Do teams need to waste a roster spot on a one-man Goon Squad who can’t find the back of the net with a compass? Or should every player be expected to man-up and defend their teammates in the heat of battle?
Bolts fans will remember Vinny Lecavalier fighting Jarome Iginla during the ’04 Stanley Cup finals, but did Tampa Bay or Calgary really want to risk losing either one of them to an injury just to make a statement?
And while no one who appreciates great hockey wants to witness a thug taking out another team’s franchise player with a dirty hit to the head, fighting has been a part of the sport since its inception.
Let’s be clear now that headhunting and hockey fighting isn’t one and the same thing. And that’s why only 53% of the 237 NHLPA members who voted in a 2012 survey wanted to keep the instigator rule, down 13% from the year before.
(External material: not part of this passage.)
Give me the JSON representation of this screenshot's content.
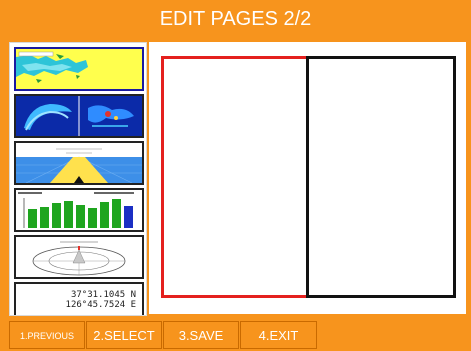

Human nature is always going to make fighting a part of hockey. It’s just the way it is; you take advantage of our star player, you’re going to pay for it. Fights can also serve as a momentum-changer in a close game that’s not going your way. And, heck, if we’re getting humiliated 5-0 in the first period, I just might be in a crummy mood and want to take a whack at the first opposing jersey I see.
If I’m a coach, though, I don’t want a player who can’t do anything for my team except drop his gloves. What I want is a bench of highly intense players who will use their skills and passion for winning to do whatever it takes for sixty minutes and earn the two points. If a fight happens, so be it.
What do you think? Do teams need a designated thug as an insurance policy for their better players? Or does the no clutch, no-grab new NHL demand that teams discover better ways to settle their differences?